Records contained in a dataset
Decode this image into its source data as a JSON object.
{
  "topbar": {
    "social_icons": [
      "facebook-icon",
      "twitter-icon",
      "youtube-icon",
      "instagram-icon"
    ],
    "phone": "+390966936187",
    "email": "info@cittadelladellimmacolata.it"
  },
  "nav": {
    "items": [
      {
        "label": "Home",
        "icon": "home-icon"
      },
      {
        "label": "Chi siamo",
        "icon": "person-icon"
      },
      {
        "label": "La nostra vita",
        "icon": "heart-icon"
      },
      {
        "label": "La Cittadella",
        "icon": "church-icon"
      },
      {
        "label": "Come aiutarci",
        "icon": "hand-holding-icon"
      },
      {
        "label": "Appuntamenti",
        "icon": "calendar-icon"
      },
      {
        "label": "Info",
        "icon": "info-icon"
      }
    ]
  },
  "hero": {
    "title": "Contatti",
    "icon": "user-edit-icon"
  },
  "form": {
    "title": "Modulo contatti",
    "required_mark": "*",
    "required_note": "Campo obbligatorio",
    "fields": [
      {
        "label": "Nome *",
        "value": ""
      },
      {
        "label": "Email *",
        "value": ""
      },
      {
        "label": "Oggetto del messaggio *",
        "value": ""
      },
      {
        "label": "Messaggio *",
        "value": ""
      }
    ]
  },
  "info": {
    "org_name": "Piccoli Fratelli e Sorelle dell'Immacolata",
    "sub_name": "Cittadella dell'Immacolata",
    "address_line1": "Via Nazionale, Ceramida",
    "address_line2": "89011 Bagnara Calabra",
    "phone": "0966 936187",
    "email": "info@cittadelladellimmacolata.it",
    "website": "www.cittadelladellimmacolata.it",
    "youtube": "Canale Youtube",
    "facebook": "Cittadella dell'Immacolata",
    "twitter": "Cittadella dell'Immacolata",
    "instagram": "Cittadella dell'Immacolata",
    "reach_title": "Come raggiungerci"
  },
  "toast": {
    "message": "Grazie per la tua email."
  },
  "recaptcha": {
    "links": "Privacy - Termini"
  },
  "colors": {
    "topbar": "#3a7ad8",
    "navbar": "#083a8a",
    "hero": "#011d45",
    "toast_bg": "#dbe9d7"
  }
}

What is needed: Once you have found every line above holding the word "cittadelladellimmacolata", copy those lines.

Task answer:
    "email": "info@cittadelladellimmacolata.it"
    "email": "info@cittadelladellimmacolata.it",
    "website": "www.cittadelladellimmacolata.it",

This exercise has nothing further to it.